The Liberia Immigration Service (LIS) officers learned how to investigate fraud, human trafficking, and the new act of the Commission. 663 officers of the Liberia Immigration Service (LIS) have graduated following a three-week ‘intensive’ in-service training at the Justice and Security Regional Hub in Gbarnga, Bong County, a release has said.According to the release, the training was conducted in close consultation with the Judiciary, the Ministry of Justice and other principal institutional counterparts.It forms part of activities being implemented under the UNDP/OHCHR Joint Program, aimed at supporting the Government of Liberia (GoL) in its efforts to advance critical justice and security sector reforms as well as improve the delivery of justice, security and protection services across the country.Funding resources are being provided by the governments of Sweden and Ireland.184 of the officers that participated in the training are women. According to Danny Sartee, director for administration, more than 40 women hold leadership positions in the LIS.Colonel George Suomie, who turned over the graduates, said the exercise is part of the completion of the Security Sector Reform (SSR) process of the country.Suomie hailed the outstanding discipline and interest exhibited by the officers attending the training.He assured that the knowledge transferred and capacity building skills imparted will contribute to a more proficient, effective, efficient, professional and disciplined corps of officers who will help protect Liberia’s borders.“’Training is everything and everything is training’ and we appreciate the support of all partners, including UNDP, for this great opportunity once again afforded our officers,” Suomie said.He described the training as successful, with no report of any casualties, though there were cases that involved minor malaria, fever and pressure.UNDP Resident Representative Pa Lamin Beyai was represented by Marzu Stubblefield Quaye, project assistant under the governance program.Ms. Quaye expressed appreciation to the graduates for availing themselves for the training, encouraging them to remain committed to their duties and responsibilities to the country.“Protecting the borders of this country is not an easy task. Your duty is extremely critical and requires diligence, professionalism and commitment,” she emphasized. Ms. Quaye also mentioned that the duties being performed by immigration officers will always be recognized because their functions are strategic.LIS Commissioner-General Robert Budy congratulated the officers for a job well done and expressed appreciation to UNDP and partners for the continued support.Commissioner Budy said the training was necessary because LIS was lagging behind in the final structure of the Security Sector Reform (SSR) process.He emphasized that the government attaches premium on border security, to avoid infiltration of illegal migrants and substances that negatively affect the stability of the country, with human trafficking becoming prevalent in Liberia.
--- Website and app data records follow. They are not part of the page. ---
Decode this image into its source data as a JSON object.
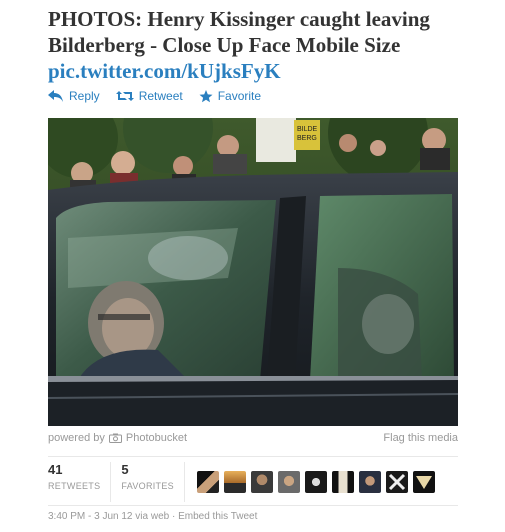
{
  "tweet": {
    "text": "PHOTOS: Henry Kissinger caught leaving Bilderberg - Close Up Face Mobile Size",
    "link": "pic.twitter.com/kUjksFyK"
  },
  "actions": {
    "reply": "Reply",
    "retweet": "Retweet",
    "favorite": "Favorite"
  },
  "photo": {
    "sign_text": "BILDE\nBERG"
  },
  "media_footer": {
    "powered_by": "powered by",
    "provider": "Photobucket",
    "flag": "Flag this media"
  },
  "stats": {
    "retweets_count": "41",
    "retweets_label": "RETWEETS",
    "favorites_count": "5",
    "favorites_label": "FAVORITES"
  },
  "meta": {
    "time": "3:40 PM - 3 Jun 12",
    "via": "via web",
    "separator": "·",
    "embed": "Embed this Tweet"
  },
  "colors": {
    "link": "#2a7fbf",
    "muted": "#999999",
    "text": "#333333"
  }
}
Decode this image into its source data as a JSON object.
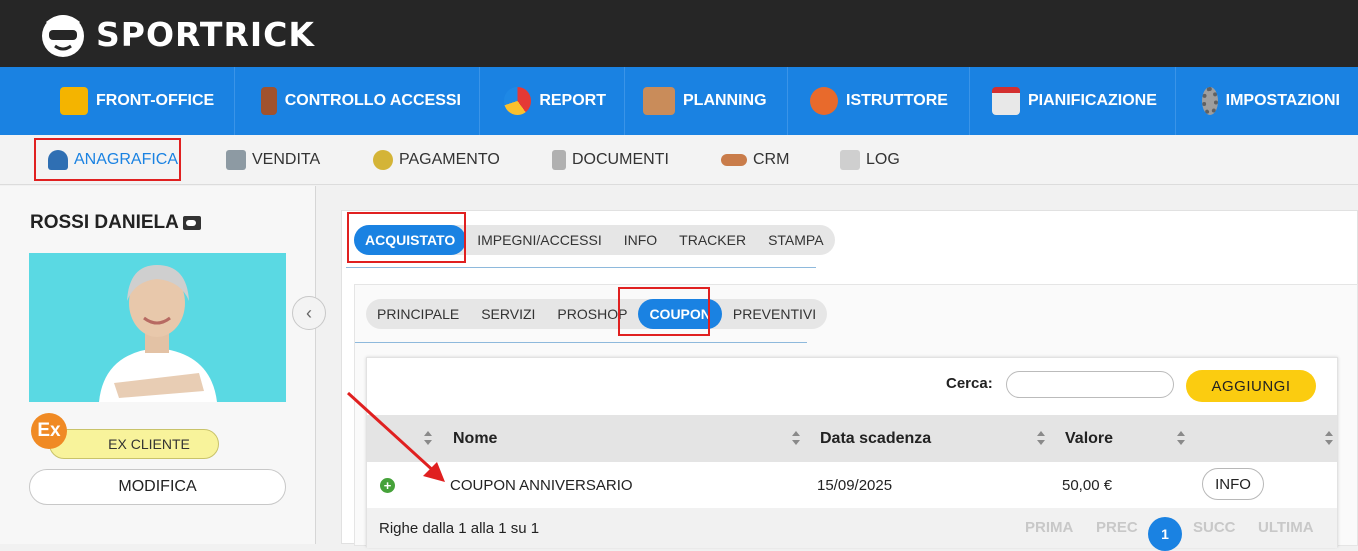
{
  "header": {
    "logo_text": "SPORTRICK"
  },
  "main_nav": [
    {
      "label": "FRONT-OFFICE",
      "icon": "front-office-icon",
      "color": "#f4b400"
    },
    {
      "label": "CONTROLLO ACCESSI",
      "icon": "door-icon",
      "color": "#a0522d"
    },
    {
      "label": "REPORT",
      "icon": "pie-chart-icon",
      "color": "#e53935"
    },
    {
      "label": "PLANNING",
      "icon": "calendar-grid-icon",
      "color": "#c98c5a"
    },
    {
      "label": "ISTRUTTORE",
      "icon": "users-icon",
      "color": "#e86a2c"
    },
    {
      "label": "PIANIFICAZIONE",
      "icon": "calendar-icon",
      "color": "#e8e8e8"
    },
    {
      "label": "IMPOSTAZIONI",
      "icon": "gear-icon",
      "color": "#9e9e9e"
    }
  ],
  "sub_nav": [
    {
      "label": "ANAGRAFICA",
      "icon": "user-icon"
    },
    {
      "label": "VENDITA",
      "icon": "cash-register-icon"
    },
    {
      "label": "PAGAMENTO",
      "icon": "coin-icon"
    },
    {
      "label": "DOCUMENTI",
      "icon": "document-icon"
    },
    {
      "label": "CRM",
      "icon": "handshake-icon"
    },
    {
      "label": "LOG",
      "icon": "log-icon"
    }
  ],
  "client": {
    "name": "ROSSI DANIELA",
    "status_badge": "Ex",
    "status_label": "EX CLIENTE",
    "edit_label": "MODIFICA"
  },
  "tabs_primary": [
    "ACQUISTATO",
    "IMPEGNI/ACCESSI",
    "INFO",
    "TRACKER",
    "STAMPA"
  ],
  "tabs_secondary": [
    "PRINCIPALE",
    "SERVIZI",
    "PROSHOP",
    "COUPON",
    "PREVENTIVI"
  ],
  "table": {
    "search_label": "Cerca:",
    "search_value": "",
    "add_label": "AGGIUNGI",
    "columns": [
      "Nome",
      "Data scadenza",
      "Valore"
    ],
    "rows": [
      {
        "name": "COUPON ANNIVERSARIO",
        "expiry": "15/09/2025",
        "value": "50,00 €",
        "action": "INFO"
      }
    ],
    "footer_info": "Righe dalla 1 alla 1 su 1",
    "pagination": {
      "first": "PRIMA",
      "prev": "PREC",
      "current": "1",
      "next": "SUCC",
      "last": "ULTIMA"
    }
  },
  "colors": {
    "accent": "#1a82e2",
    "header_bg": "#262626",
    "highlight": "#e02020",
    "add_button": "#fbcc10"
  }
}
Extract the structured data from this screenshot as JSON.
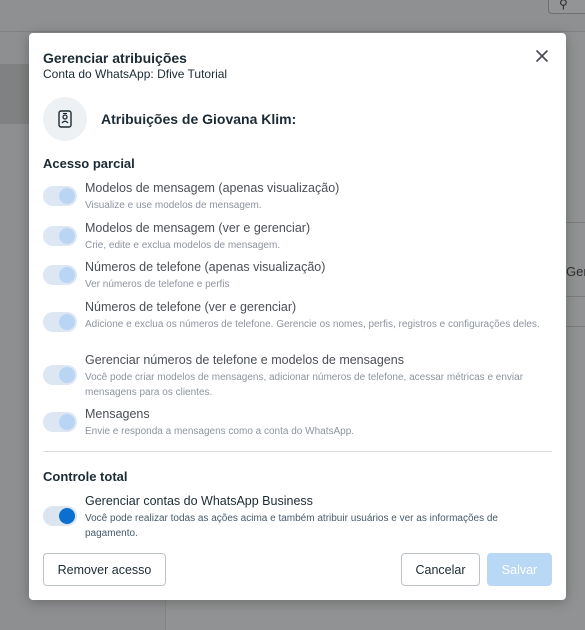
{
  "background": {
    "search_icon": "search-icon",
    "right_text": "Gerenc"
  },
  "modal": {
    "title": "Gerenciar atribuições",
    "subtitle": "Conta do WhatsApp: Dfive Tutorial",
    "close_icon": "close-icon",
    "avatar_icon": "id-badge-icon",
    "user_heading": "Atribuições de Giovana Klim:",
    "partial_access": {
      "title": "Acesso parcial",
      "items": [
        {
          "label": "Modelos de mensagem (apenas visualização)",
          "description": "Visualize e use modelos de mensagem.",
          "enabled": true
        },
        {
          "label": "Modelos de mensagem (ver e gerenciar)",
          "description": "Crie, edite e exclua modelos de mensagem.",
          "enabled": true
        },
        {
          "label": "Números de telefone (apenas visualização)",
          "description": "Ver números de telefone e perfis",
          "enabled": true
        },
        {
          "label": "Números de telefone (ver e gerenciar)",
          "description": "Adicione e exclua os números de telefone. Gerencie os nomes, perfis, registros e configurações deles.",
          "enabled": true
        },
        {
          "label": "Gerenciar números de telefone e modelos de mensagens",
          "description": "Você pode criar modelos de mensagens, adicionar números de telefone, acessar métricas e enviar mensagens para os clientes.",
          "enabled": true
        },
        {
          "label": "Mensagens",
          "description": "Envie e responda a mensagens como a conta do WhatsApp.",
          "enabled": true
        }
      ]
    },
    "full_control": {
      "title": "Controle total",
      "items": [
        {
          "label": "Gerenciar contas do WhatsApp Business",
          "description": "Você pode realizar todas as ações acima e também atribuir usuários e ver as informações de pagamento.",
          "enabled": true
        }
      ]
    },
    "buttons": {
      "remove": "Remover acesso",
      "cancel": "Cancelar",
      "save": "Salvar"
    }
  },
  "colors": {
    "accent": "#0a6fd1",
    "disabled_toggle": "#dce7f3",
    "save_disabled": "#b9d8f5"
  }
}
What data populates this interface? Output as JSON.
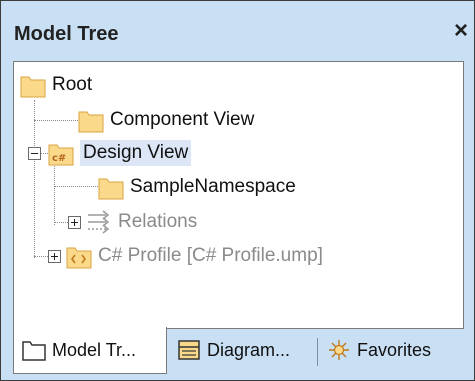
{
  "panel": {
    "title": "Model Tree",
    "close_label": "×"
  },
  "tree": {
    "root": "Root",
    "component_view": "Component View",
    "design_view": "Design View",
    "design_view_icon_text": "c#",
    "sample_namespace": "SampleNamespace",
    "relations": "Relations",
    "csharp_profile": "C# Profile [C# Profile.ump]"
  },
  "tabs": [
    {
      "label": "Model Tr...",
      "icon": "folder-icon"
    },
    {
      "label": "Diagram...",
      "icon": "diagram-tree-icon"
    },
    {
      "label": "Favorites",
      "icon": "favorites-icon"
    }
  ],
  "colors": {
    "panel_bg": "#c9dff4",
    "folder_fill": "#fbd98a",
    "folder_stroke": "#d9a441",
    "selection_bg": "#dce6f7",
    "disabled_text": "#8a8a8a"
  }
}
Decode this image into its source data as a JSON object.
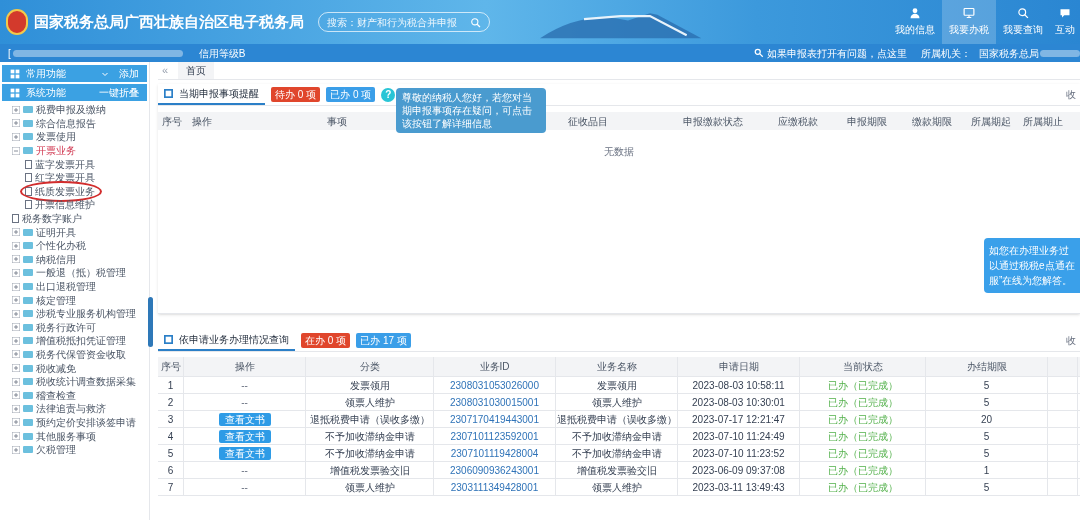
{
  "header": {
    "title": "国家税务总局广西壮族自治区电子税务局",
    "search": {
      "placeholder": "搜索：财产和行为税合并申报"
    },
    "nav": [
      {
        "label": "我的信息",
        "selected": false
      },
      {
        "label": "我要办税",
        "selected": true
      },
      {
        "label": "我要查询",
        "selected": false
      },
      {
        "label": "互动",
        "selected": false
      }
    ]
  },
  "subbar": {
    "bracket": "[",
    "credit": "信用等级B",
    "help_link": "如果申报表打开有问题，点这里",
    "authority_label": "所属机关：",
    "authority": "国家税务总局"
  },
  "sidebar": {
    "sections": [
      {
        "label": "常用功能",
        "action": "添加"
      },
      {
        "label": "系统功能",
        "action": "一键折叠"
      }
    ],
    "tree": [
      {
        "label": "税费申报及缴纳",
        "kind": "folder",
        "expanded": false
      },
      {
        "label": "综合信息报告",
        "kind": "folder",
        "expanded": false
      },
      {
        "label": "发票使用",
        "kind": "folder",
        "expanded": false
      },
      {
        "label": "开票业务",
        "kind": "folder",
        "expanded": true,
        "children": [
          {
            "label": "蓝字发票开具",
            "kind": "file",
            "annotated": false
          },
          {
            "label": "红字发票开具",
            "kind": "file",
            "annotated": false
          },
          {
            "label": "纸质发票业务",
            "kind": "file",
            "annotated": true
          },
          {
            "label": "开票信息维护",
            "kind": "file",
            "annotated": false
          }
        ]
      },
      {
        "label": "税务数字账户",
        "kind": "file",
        "expanded": false
      },
      {
        "label": "证明开具",
        "kind": "folder",
        "expanded": false
      },
      {
        "label": "个性化办税",
        "kind": "folder",
        "expanded": false
      },
      {
        "label": "纳税信用",
        "kind": "folder",
        "expanded": false
      },
      {
        "label": "一般退（抵）税管理",
        "kind": "folder",
        "expanded": false
      },
      {
        "label": "出口退税管理",
        "kind": "folder",
        "expanded": false
      },
      {
        "label": "核定管理",
        "kind": "folder",
        "expanded": false
      },
      {
        "label": "涉税专业服务机构管理",
        "kind": "folder",
        "expanded": false
      },
      {
        "label": "税务行政许可",
        "kind": "folder",
        "expanded": false
      },
      {
        "label": "增值税抵扣凭证管理",
        "kind": "folder",
        "expanded": false
      },
      {
        "label": "税务代保管资金收取",
        "kind": "folder",
        "expanded": false
      },
      {
        "label": "税收减免",
        "kind": "folder",
        "expanded": false
      },
      {
        "label": "税收统计调查数据采集",
        "kind": "folder",
        "expanded": false
      },
      {
        "label": "稽查检查",
        "kind": "folder",
        "expanded": false
      },
      {
        "label": "法律追责与救济",
        "kind": "folder",
        "expanded": false
      },
      {
        "label": "预约定价安排谈签申请",
        "kind": "folder",
        "expanded": false
      },
      {
        "label": "其他服务事项",
        "kind": "folder",
        "expanded": false
      },
      {
        "label": "欠税管理",
        "kind": "folder",
        "expanded": false
      }
    ]
  },
  "tabs": {
    "back": "«",
    "items": [
      {
        "label": "首页",
        "selected": true
      }
    ]
  },
  "reminder_panel": {
    "title": "当期申报事项提醒",
    "badges": [
      {
        "label": "待办 0 项",
        "color": "#e0462c"
      },
      {
        "label": "已办 0 项",
        "color": "#3a9ee8"
      }
    ],
    "help": "?",
    "collapse": "收",
    "tooltip": "尊敬的纳税人您好，若您对当期申报事项存在疑问，可点击该按钮了解详细信息",
    "columns": [
      "序号",
      "操作",
      "事项",
      "征收品目",
      "申报缴款状态",
      "应缴税款",
      "申报期限",
      "缴款期限",
      "所属期起",
      "所属期止"
    ],
    "empty": "无数据"
  },
  "chat_popup": [
    "如您在办理业务过",
    "以通过税税e点通在",
    "服”在线为您解答。"
  ],
  "apply_panel": {
    "title": "依申请业务办理情况查询",
    "badges": [
      {
        "label": "在办 0 项",
        "color": "#e0462c"
      },
      {
        "label": "已办 17 项",
        "color": "#3a9ee8"
      }
    ],
    "collapse": "收",
    "columns": [
      "序号",
      "操作",
      "分类",
      "业务ID",
      "业务名称",
      "申请日期",
      "当前状态",
      "办结期限"
    ],
    "rows": [
      {
        "no": "1",
        "action": {
          "kind": "text",
          "label": "--"
        },
        "category": "发票领用",
        "id": "2308031053026000",
        "name": "发票领用",
        "date": "2023-08-03 10:58:11",
        "status": "已办（已完成）",
        "deadline": "5"
      },
      {
        "no": "2",
        "action": {
          "kind": "text",
          "label": "--"
        },
        "category": "领票人维护",
        "id": "2308031030015001",
        "name": "领票人维护",
        "date": "2023-08-03 10:30:01",
        "status": "已办（已完成）",
        "deadline": "5"
      },
      {
        "no": "3",
        "action": {
          "kind": "button",
          "label": "查看文书"
        },
        "category": "退抵税费申请（误收多缴）",
        "id": "2307170419443001",
        "name": "退抵税费申请（误收多缴）",
        "date": "2023-07-17 12:21:47",
        "status": "已办（已完成）",
        "deadline": "20"
      },
      {
        "no": "4",
        "action": {
          "kind": "button",
          "label": "查看文书"
        },
        "category": "不予加收滞纳金申请",
        "id": "2307101123592001",
        "name": "不予加收滞纳金申请",
        "date": "2023-07-10 11:24:49",
        "status": "已办（已完成）",
        "deadline": "5"
      },
      {
        "no": "5",
        "action": {
          "kind": "button",
          "label": "查看文书"
        },
        "category": "不予加收滞纳金申请",
        "id": "2307101119428004",
        "name": "不予加收滞纳金申请",
        "date": "2023-07-10 11:23:52",
        "status": "已办（已完成）",
        "deadline": "5"
      },
      {
        "no": "6",
        "action": {
          "kind": "text",
          "label": "--"
        },
        "category": "增值税发票验交旧",
        "id": "2306090936243001",
        "name": "增值税发票验交旧",
        "date": "2023-06-09 09:37:08",
        "status": "已办（已完成）",
        "deadline": "1"
      },
      {
        "no": "7",
        "action": {
          "kind": "text",
          "label": "--"
        },
        "category": "领票人维护",
        "id": "2303111349428001",
        "name": "领票人维护",
        "date": "2023-03-11 13:49:43",
        "status": "已办（已完成）",
        "deadline": "5"
      }
    ]
  }
}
Budy urged graduates to prepare themselves to utilize the skills obtained and to also transfer knowledge to in-coming officers.The training covered courses on investigation, fraud, human trafficking and the new act of the LIS, etc.The UNDP/OHCHR Joint Program works to enhance the capacity of institutions, to build public confidence in the different justice and security systems. It also strengthens access to justice, security and protection services, especially for women and girls.Interventions are designed with a view to ensuring sustainability and linking activities to “system-level policy development”.Share this:Click to share on Twitter (Opens in new window)Click to share on Facebook (Opens in new window)